Source records:
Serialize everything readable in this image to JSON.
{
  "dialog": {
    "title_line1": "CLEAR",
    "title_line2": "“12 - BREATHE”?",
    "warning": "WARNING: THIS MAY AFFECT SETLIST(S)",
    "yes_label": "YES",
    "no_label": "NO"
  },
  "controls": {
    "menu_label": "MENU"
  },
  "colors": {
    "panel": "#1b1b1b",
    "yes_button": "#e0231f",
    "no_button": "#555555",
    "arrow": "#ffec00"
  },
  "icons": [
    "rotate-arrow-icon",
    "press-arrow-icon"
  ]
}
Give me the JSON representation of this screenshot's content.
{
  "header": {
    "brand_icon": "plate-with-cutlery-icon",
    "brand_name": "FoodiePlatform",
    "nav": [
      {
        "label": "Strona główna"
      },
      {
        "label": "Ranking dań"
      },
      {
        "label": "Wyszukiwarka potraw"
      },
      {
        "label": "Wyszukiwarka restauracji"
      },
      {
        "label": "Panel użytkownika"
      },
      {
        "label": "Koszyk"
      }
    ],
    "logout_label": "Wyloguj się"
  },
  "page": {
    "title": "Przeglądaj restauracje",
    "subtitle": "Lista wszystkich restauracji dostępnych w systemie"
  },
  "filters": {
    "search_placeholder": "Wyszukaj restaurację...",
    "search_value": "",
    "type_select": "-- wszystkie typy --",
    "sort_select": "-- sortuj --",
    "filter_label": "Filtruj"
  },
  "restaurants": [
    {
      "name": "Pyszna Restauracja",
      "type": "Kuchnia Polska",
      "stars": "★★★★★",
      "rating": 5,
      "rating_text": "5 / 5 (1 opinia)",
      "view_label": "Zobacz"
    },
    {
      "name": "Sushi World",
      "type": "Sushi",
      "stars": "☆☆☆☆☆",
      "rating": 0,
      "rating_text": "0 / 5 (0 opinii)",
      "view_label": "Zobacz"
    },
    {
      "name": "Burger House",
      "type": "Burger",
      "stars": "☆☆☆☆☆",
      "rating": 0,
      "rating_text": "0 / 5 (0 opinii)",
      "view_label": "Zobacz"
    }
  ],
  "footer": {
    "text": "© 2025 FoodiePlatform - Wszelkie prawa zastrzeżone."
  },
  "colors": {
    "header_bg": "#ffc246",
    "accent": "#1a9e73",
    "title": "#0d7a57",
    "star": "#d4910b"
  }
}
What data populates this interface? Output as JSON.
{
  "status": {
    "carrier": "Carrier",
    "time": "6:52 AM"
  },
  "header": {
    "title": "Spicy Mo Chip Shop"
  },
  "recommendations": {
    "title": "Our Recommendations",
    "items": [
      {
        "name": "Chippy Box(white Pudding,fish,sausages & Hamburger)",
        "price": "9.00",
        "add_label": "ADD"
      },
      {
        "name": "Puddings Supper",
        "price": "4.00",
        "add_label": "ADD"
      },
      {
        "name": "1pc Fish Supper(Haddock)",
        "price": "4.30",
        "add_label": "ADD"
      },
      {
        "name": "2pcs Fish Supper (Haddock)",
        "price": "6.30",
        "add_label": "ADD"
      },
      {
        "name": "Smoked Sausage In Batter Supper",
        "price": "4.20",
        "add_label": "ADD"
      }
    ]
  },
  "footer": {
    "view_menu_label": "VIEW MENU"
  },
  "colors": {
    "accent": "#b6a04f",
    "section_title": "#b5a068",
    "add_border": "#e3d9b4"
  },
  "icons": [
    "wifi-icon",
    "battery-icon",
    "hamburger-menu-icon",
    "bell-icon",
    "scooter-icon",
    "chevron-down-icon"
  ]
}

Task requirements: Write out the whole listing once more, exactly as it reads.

Response to this exercise:
Serialize everything readable in this image to JSON.
{
  "dialog": {
    "title_line1": "CLEAR",
    "title_line2": "“12 - BREATHE”?",
    "warning": "WARNING: THIS MAY AFFECT SETLIST(S)",
    "yes_label": "YES",
    "no_label": "NO"
  },
  "controls": {
    "menu_label": "MENU"
  },
  "colors": {
    "panel": "#1b1b1b",
    "yes_button": "#e0231f",
    "no_button": "#555555",
    "arrow": "#ffec00"
  },
  "icons": [
    "rotate-arrow-icon",
    "press-arrow-icon"
  ]
}
Give me the JSON representation of this screenshot's content.
{
  "header": {
    "brand_icon": "plate-with-cutlery-icon",
    "brand_name": "FoodiePlatform",
    "nav": [
      {
        "label": "Strona główna"
      },
      {
        "label": "Ranking dań"
      },
      {
        "label": "Wyszukiwarka potraw"
      },
      {
        "label": "Wyszukiwarka restauracji"
      },
      {
        "label": "Panel użytkownika"
      },
      {
        "label": "Koszyk"
      }
    ],
    "logout_label": "Wyloguj się"
  },
  "page": {
    "title": "Przeglądaj restauracje",
    "subtitle": "Lista wszystkich restauracji dostępnych w systemie"
  },
  "filters": {
    "search_placeholder": "Wyszukaj restaurację...",
    "search_value": "",
    "type_select": "-- wszystkie typy --",
    "sort_select": "-- sortuj --",
    "filter_label": "Filtruj"
  },
  "restaurants": [
    {
      "name": "Pyszna Restauracja",
      "type": "Kuchnia Polska",
      "stars": "★★★★★",
      "rating": 5,
      "rating_text": "5 / 5 (1 opinia)",
      "view_label": "Zobacz"
    },
    {
      "name": "Sushi World",
      "type": "Sushi",
      "stars": "☆☆☆☆☆",
      "rating": 0,
      "rating_text": "0 / 5 (0 opinii)",
      "view_label": "Zobacz"
    },
    {
      "name": "Burger House",
      "type": "Burger",
      "stars": "☆☆☆☆☆",
      "rating": 0,
      "rating_text": "0 / 5 (0 opinii)",
      "view_label": "Zobacz"
    }
  ],
  "footer": {
    "text": "© 2025 FoodiePlatform - Wszelkie prawa zastrzeżone."
  },
  "colors": {
    "header_bg": "#ffc246",
    "accent": "#1a9e73",
    "title": "#0d7a57",
    "star": "#d4910b"
  }
}
What data populates this interface? Output as JSON.
{
  "status": {
    "carrier": "Carrier",
    "time": "6:52 AM"
  },
  "header": {
    "title": "Spicy Mo Chip Shop"
  },
  "recommendations": {
    "title": "Our Recommendations",
    "items": [
      {
        "name": "Chippy Box(white Pudding,fish,sausages & Hamburger)",
        "price": "9.00",
        "add_label": "ADD"
      },
      {
        "name": "Puddings Supper",
        "price": "4.00",
        "add_label": "ADD"
      },
      {
        "name": "1pc Fish Supper(Haddock)",
        "price": "4.30",
        "add_label": "ADD"
      },
      {
        "name": "2pcs Fish Supper (Haddock)",
        "price": "6.30",
        "add_label": "ADD"
      },
      {
        "name": "Smoked Sausage In Batter Supper",
        "price": "4.20",
        "add_label": "ADD"
      }
    ]
  },
  "footer": {
    "view_menu_label": "VIEW MENU"
  },
  "colors": {
    "accent": "#b6a04f",
    "section_title": "#b5a068",
    "add_border": "#e3d9b4"
  },
  "icons": [
    "wifi-icon",
    "battery-icon",
    "hamburger-menu-icon",
    "bell-icon",
    "scooter-icon",
    "chevron-down-icon"
  ]
}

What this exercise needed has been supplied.